Data in this exercise:
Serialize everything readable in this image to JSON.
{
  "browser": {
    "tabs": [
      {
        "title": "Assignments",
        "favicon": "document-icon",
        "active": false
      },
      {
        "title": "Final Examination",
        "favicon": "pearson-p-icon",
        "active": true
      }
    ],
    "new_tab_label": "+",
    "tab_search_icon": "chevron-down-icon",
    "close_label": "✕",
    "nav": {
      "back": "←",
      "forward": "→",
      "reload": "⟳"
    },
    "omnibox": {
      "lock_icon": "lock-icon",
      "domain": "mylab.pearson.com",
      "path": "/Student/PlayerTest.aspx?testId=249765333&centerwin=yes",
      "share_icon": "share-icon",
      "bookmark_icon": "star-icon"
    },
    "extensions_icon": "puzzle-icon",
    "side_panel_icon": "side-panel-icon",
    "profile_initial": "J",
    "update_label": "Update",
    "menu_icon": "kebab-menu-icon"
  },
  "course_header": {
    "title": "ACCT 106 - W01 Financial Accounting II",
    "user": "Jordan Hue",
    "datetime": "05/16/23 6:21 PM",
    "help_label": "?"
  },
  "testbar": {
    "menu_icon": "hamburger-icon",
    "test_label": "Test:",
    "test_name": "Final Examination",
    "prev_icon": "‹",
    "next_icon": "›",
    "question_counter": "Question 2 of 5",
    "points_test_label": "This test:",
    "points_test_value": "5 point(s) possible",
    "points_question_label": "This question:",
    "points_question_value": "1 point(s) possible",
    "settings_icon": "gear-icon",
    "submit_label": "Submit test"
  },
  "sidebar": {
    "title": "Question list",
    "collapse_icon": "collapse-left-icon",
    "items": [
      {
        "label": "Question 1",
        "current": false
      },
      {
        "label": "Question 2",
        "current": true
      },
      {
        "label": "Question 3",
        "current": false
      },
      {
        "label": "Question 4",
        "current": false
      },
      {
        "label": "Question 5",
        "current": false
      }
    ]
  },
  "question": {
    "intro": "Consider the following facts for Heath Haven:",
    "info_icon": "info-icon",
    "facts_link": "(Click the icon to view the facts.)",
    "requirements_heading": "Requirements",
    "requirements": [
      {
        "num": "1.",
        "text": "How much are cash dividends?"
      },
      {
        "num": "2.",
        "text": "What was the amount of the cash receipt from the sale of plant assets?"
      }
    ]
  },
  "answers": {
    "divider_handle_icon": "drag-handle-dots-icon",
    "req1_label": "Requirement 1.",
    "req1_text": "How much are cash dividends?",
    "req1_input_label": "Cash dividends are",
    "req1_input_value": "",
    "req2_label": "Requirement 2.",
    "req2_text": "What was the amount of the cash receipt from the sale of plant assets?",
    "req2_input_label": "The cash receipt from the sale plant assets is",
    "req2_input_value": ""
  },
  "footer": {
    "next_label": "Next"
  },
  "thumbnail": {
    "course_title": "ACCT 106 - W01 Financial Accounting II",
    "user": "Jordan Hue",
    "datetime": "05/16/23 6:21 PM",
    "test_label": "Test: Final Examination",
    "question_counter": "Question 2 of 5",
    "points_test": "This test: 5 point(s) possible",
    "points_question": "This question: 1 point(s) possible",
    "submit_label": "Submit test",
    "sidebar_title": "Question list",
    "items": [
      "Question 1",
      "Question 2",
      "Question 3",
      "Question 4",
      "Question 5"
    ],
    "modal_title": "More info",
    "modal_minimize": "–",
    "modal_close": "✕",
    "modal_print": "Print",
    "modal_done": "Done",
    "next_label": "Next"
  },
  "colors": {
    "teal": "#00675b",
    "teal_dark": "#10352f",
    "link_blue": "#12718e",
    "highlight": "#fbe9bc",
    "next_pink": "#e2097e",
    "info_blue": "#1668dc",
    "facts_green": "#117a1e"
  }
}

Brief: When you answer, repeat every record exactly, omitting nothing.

Task response:
Serialize everything readable in this image to JSON.
{
  "browser": {
    "tabs": [
      {
        "title": "Assignments",
        "favicon": "document-icon",
        "active": false
      },
      {
        "title": "Final Examination",
        "favicon": "pearson-p-icon",
        "active": true
      }
    ],
    "new_tab_label": "+",
    "tab_search_icon": "chevron-down-icon",
    "close_label": "✕",
    "nav": {
      "back": "←",
      "forward": "→",
      "reload": "⟳"
    },
    "omnibox": {
      "lock_icon": "lock-icon",
      "domain": "mylab.pearson.com",
      "path": "/Student/PlayerTest.aspx?testId=249765333&centerwin=yes",
      "share_icon": "share-icon",
      "bookmark_icon": "star-icon"
    },
    "extensions_icon": "puzzle-icon",
    "side_panel_icon": "side-panel-icon",
    "profile_initial": "J",
    "update_label": "Update",
    "menu_icon": "kebab-menu-icon"
  },
  "course_header": {
    "title": "ACCT 106 - W01 Financial Accounting II",
    "user": "Jordan Hue",
    "datetime": "05/16/23 6:21 PM",
    "help_label": "?"
  },
  "testbar": {
    "menu_icon": "hamburger-icon",
    "test_label": "Test:",
    "test_name": "Final Examination",
    "prev_icon": "‹",
    "next_icon": "›",
    "question_counter": "Question 2 of 5",
    "points_test_label": "This test:",
    "points_test_value": "5 point(s) possible",
    "points_question_label": "This question:",
    "points_question_value": "1 point(s) possible",
    "settings_icon": "gear-icon",
    "submit_label": "Submit test"
  },
  "sidebar": {
    "title": "Question list",
    "collapse_icon": "collapse-left-icon",
    "items": [
      {
        "label": "Question 1",
        "current": false
      },
      {
        "label": "Question 2",
        "current": true
      },
      {
        "label": "Question 3",
        "current": false
      },
      {
        "label": "Question 4",
        "current": false
      },
      {
        "label": "Question 5",
        "current": false
      }
    ]
  },
  "question": {
    "intro": "Consider the following facts for Heath Haven:",
    "info_icon": "info-icon",
    "facts_link": "(Click the icon to view the facts.)",
    "requirements_heading": "Requirements",
    "requirements": [
      {
        "num": "1.",
        "text": "How much are cash dividends?"
      },
      {
        "num": "2.",
        "text": "What was the amount of the cash receipt from the sale of plant assets?"
      }
    ]
  },
  "answers": {
    "divider_handle_icon": "drag-handle-dots-icon",
    "req1_label": "Requirement 1.",
    "req1_text": "How much are cash dividends?",
    "req1_input_label": "Cash dividends are",
    "req1_input_value": "",
    "req2_label": "Requirement 2.",
    "req2_text": "What was the amount of the cash receipt from the sale of plant assets?",
    "req2_input_label": "The cash receipt from the sale plant assets is",
    "req2_input_value": ""
  },
  "footer": {
    "next_label": "Next"
  },
  "thumbnail": {
    "course_title": "ACCT 106 - W01 Financial Accounting II",
    "user": "Jordan Hue",
    "datetime": "05/16/23 6:21 PM",
    "test_label": "Test: Final Examination",
    "question_counter": "Question 2 of 5",
    "points_test": "This test: 5 point(s) possible",
    "points_question": "This question: 1 point(s) possible",
    "submit_label": "Submit test",
    "sidebar_title": "Question list",
    "items": [
      "Question 1",
      "Question 2",
      "Question 3",
      "Question 4",
      "Question 5"
    ],
    "modal_title": "More info",
    "modal_minimize": "–",
    "modal_close": "✕",
    "modal_print": "Print",
    "modal_done": "Done",
    "next_label": "Next"
  },
  "colors": {
    "teal": "#00675b",
    "teal_dark": "#10352f",
    "link_blue": "#12718e",
    "highlight": "#fbe9bc",
    "next_pink": "#e2097e",
    "info_blue": "#1668dc",
    "facts_green": "#117a1e"
  }
}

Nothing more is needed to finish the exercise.